When reviewing a utility's CIP plan, the DER looks for programs that are cost-effective and that reach a broad spectrum of the utility's customers including residential, commercial, industrial and agricultural customers. Special programs that specifically meet the needs of low-income customers are also required by statute.

Typical programs for residential customers include:

  • Energy audits, where a trained energy consultant examines your home and offers specific advice on energy improvements.

  • Rebates on high efficiency heating, cooling, and water heating appliances

  • Air-conditioner cycling programs, which allow the utility to manage its peak energy demand in return for discounted electric bills for participating customers

  • Compact fluorescent lighting rebates

  • Low-flow showerhead rebates, which serve a dual purpose by conserving water and the energy needed to heat the water.

  • Energy efficient home construction guidelines, calling for high insulation levels coupled with mechanical ventilation systems and efficient appliances

Typical programs for commercial or industrial customers include:

  • Rebates for high efficiency boilers, chillers, and rooftop units

  • Rebates for high efficiency lighting and lighting control systems

  • Rebates for high efficiency motors and drives

  • Building recommissioning studies

  • Manufacturing process improvements that reduce energy intensity and improve productivity

Statutory Requirements (see Minnesota Statutes 216B.241)
The NGEA established an energy savings goal of 1.5 percent of average retail sales for each electric and gas utility beginning in 2010. Utilities may petition the Director of the DER to adjust their savings goals to a minimum of 1 percent based on a conservation potential study, a utility's historic CIP experience, or other factors at the discretion of the Director. Legislation passed in 2009 established an interim savings goal of 0.75 percent over 2010-2012 for qualifying natural gas utilities.

The NGEA further established the potential for electric utilities to count the savings that result from qualified improvements to its generation, transmission, or distribution infrastructure, or conservation measures in its own facilities toward the 1.5 percent savings goal, once plans are in place to achieve at least 1 percent savings through conservation improvements. Further legislation passed in 2009 also allowed natural gas utilities to count biomethane purchases toward their savings goal in a similar fashion.

The CIP statutes contain important stipulations in regards to how utilities spend CIP funds:

  • Electric utilities, except for Xcel Energy, must spend a minimum of 1.5 percent of annual gross operating revenues (GOR) on CIP programs. As an owner of nuclear generation facilities, Xcel Energy must spend at least 2 percent of annual GOR.

  • Natural gas utilities must spend a minimum of 0.5 percent of annual GOR on CIP programs

  • At least 0.2 percent of residential GOR must be spent on programs specifically serving low income customers

  • Up to 10 percent of the overall minimum spending requirement may be spent on R&D projects

  • Up to 10 percent of the overall minimum spending requirement may be spent on qualifying solar energy projects.
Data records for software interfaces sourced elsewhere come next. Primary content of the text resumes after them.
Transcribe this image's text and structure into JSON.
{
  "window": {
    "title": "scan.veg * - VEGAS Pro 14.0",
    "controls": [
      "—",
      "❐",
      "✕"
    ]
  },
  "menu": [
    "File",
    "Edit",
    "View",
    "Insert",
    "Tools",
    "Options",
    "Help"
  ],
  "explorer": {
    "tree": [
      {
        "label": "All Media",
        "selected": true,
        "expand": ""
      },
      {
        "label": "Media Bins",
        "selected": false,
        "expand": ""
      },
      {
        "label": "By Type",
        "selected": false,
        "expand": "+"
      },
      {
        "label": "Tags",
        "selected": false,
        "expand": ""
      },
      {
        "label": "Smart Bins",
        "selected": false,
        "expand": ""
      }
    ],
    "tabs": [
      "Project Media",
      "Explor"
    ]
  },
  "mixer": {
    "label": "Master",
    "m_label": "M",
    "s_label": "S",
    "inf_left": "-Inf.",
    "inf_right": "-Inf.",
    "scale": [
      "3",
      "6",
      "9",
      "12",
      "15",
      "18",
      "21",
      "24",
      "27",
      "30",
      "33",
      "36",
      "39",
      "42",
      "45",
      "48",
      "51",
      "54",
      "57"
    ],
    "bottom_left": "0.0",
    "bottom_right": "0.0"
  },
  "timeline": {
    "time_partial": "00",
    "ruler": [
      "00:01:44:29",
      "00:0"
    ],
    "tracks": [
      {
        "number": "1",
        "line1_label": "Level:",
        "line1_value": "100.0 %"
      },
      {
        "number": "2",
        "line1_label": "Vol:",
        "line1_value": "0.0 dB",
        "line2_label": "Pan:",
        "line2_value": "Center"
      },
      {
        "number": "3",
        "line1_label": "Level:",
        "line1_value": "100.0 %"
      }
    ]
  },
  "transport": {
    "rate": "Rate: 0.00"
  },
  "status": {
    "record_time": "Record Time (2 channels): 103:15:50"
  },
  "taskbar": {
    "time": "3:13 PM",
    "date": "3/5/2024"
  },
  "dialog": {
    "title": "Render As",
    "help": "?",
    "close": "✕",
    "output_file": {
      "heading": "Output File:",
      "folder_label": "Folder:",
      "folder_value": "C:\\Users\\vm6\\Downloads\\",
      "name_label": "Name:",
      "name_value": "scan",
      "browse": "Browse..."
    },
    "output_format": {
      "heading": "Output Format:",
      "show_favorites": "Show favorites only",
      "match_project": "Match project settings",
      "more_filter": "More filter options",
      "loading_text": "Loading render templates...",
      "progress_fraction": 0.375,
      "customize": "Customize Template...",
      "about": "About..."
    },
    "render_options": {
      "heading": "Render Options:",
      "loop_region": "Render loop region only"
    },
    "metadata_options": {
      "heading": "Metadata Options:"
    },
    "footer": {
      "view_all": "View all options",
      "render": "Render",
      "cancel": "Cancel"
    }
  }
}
Up to 5 percent of the overall minimum spending requirement may be spent on other renewable and distributed generation projects.

  • Each electric utility must include in its CIP plan programs intended to encourage the use of energy efficient lighting by its customers and recycling of spent lamps.

Utilities must file their CIP plans with the energy division at least every three years. Utilities report their actual CIP spending and savings achieved on an annual basis.

To learn more about the utility CIPs available to your home or business, contact your local electric or natural gas utility. For general information about CIP, e-mail